Why does the European private debt market need a standardized model? In this article, we will explore the challenges of operating inside the private debt market and how technology, and in particular a standardized model, can help to overcome them.
Billions of euros in private debt market transactions are managed using spreadsheets, word documents, and PDFs. Deal evaluation, pricing, reporting, and monitoring are all processes that are frequently carried out in Excel. This exposes the market to substantial operational risks. In addition, the difficulty in managing, cleaning, and leveraging this unstructured data significantly increases the amount of time it takes to close deals.
Challenges and opportunities of the private debt market
Private debt has become a very appealing alternative for fixed-income investors. Some of its attractive features are:
- Higher yield prospects
- Low volatility
- Low correlation with other asset classes
- Lack of market-to-market risk
- Floating rate of the loans
However, the European Private Debt Market it‘s a challenge: it is not standardized, it is illiquid, and it is very fragmented.
More funds and fewer alternatives to invest in have also increased overall competition. As a result, it’s very complex to operate in the market. This makes it difficult for private e-debt investors to move with speed and precision. Many try to solve the problem by increasing resources, and hiring more risk managers and operational staff, with scarce results.
The need for technology in the private debt market
The bytes of data created every day worldwide are at 2.5 quintillions. Private debt managers cannot miss the chance to identify better investment opportunities, structure better deals, and monitor closely their portfolios.
Specialized tools could help automatize most of the repetitive tasks and embed them within the decision-making process with more data and better models.
In the healthcare industry, big data helps avoid preventable diseases by detecting them in their early stages. In a similar way, data could be immensely useful in the private debt market to predict different patterns of behavior before an event happens and act accordingly. Technology can also aid in recognizing illegal activities such as money laundering or fraud cases.
How can we do that? Private debt investors should extract real-time data from many sources that can actually serve their investment strategies. However, data and models in Europe are very local. Every geography has its format, and frequency, and typically follows different behaviors.
Is a standardized model the answer?
But if the process, data, and credit risk models could be standardized, then in relative terms, there is the potential to triple the size of the market.
Creating a level playing field across different geographies would enable all credit lenders, originators, and service providers to make decisions based on the same level of information. All actors could scale faster.
New models could help with this objective by using new data sources such as:
- Credit pricing at benchmarked sector/geography/comparable company level
- Cash flows and transactions history
- Insurance instruments
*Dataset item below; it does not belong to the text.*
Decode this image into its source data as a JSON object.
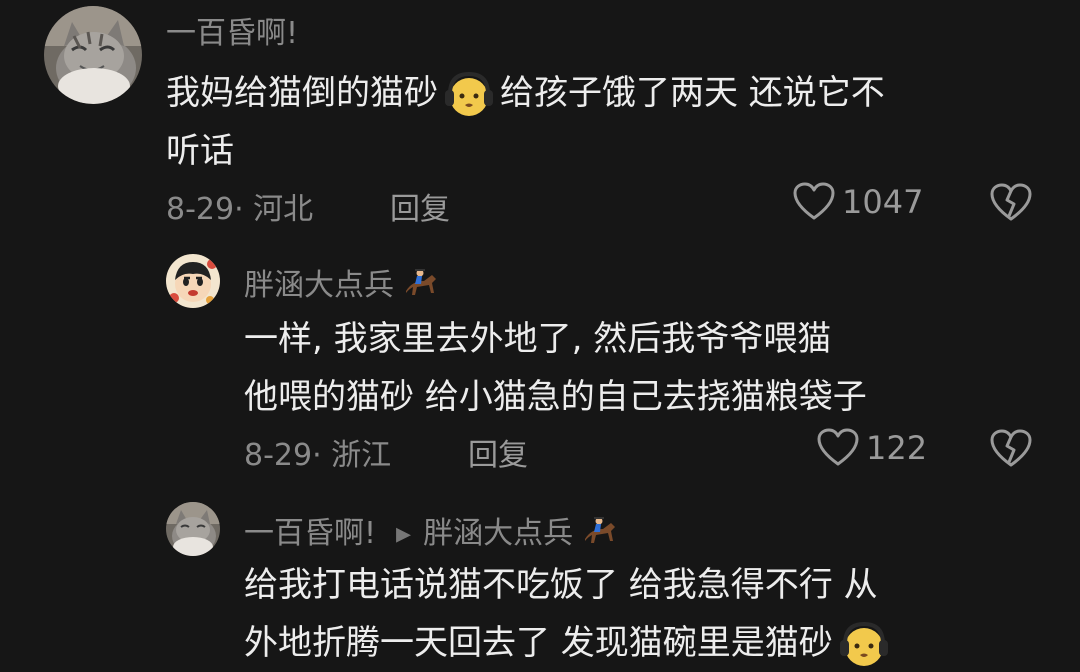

- Alternative data from the company’s web footprint.
Cardo AI’s technology
Our data scientists at Cardo AI are working on creating a standardized model. They are doing this by pulling real-time data from 100+ different private debt data sources from 25+ different European countries.
The objective is to optimize and improve the process of sourcing new investment opportunities, evaluating and managing better the risk involved with the available investments, and most importantly providing a framework to anticipate potential losses and better handle portfolio returns.
Aggregating and managing different sources of data are the starting points. Currently, our technology covers the entire data management process: data sourcing and treatment, data standardization, and data modeling.
The benefits and risks of a standardized model
By using a process like the one outlined above, it’s possible to evaluate and monitor deals not only on a single loan/debtor level but also on an overall fund level and at an asset management level.
The opportunity to move the analysis at different levels can help the private debt investor to calculate the concentration, impact, and potential contamination arising from every exposure and their relevant connections.
This is essential for a proactive portfolio monitoring strategy or a dislocation strategy, especially in times of potential economic crises or black swan events.
Overall, this standardized approach would increase assets under management, reduce due diligence times without creating additional risk and result in more deals and better options for investors.
Let’s place the potential of using this model into context. The US (standardized) private debt market was valued at $412 billion in December 2020. It is now on track to achieve a market size of $600 billion by December 2022. The European market was valued at $264 billion – just over half of the US – in December 2020. If process data and credit risk models become standardized across Europe, the market has the potential to triple its size and become worth as much as, or even more than the US.
Risks of a standardized market
For all the pros, there is admittedly one downside. The main con to a standardized market is the decreased flexibility in offering custom-designed risk metrics and products that could specifically fit the needs of local markets.
However, It is clear how the pros here far outweigh this concern, particularly if Europe wants to maintain its status as an appealing global market for private debt investment in the longer term.
Want to know more about how we are revolutionizing the private debt market? Discover our products and solutions here!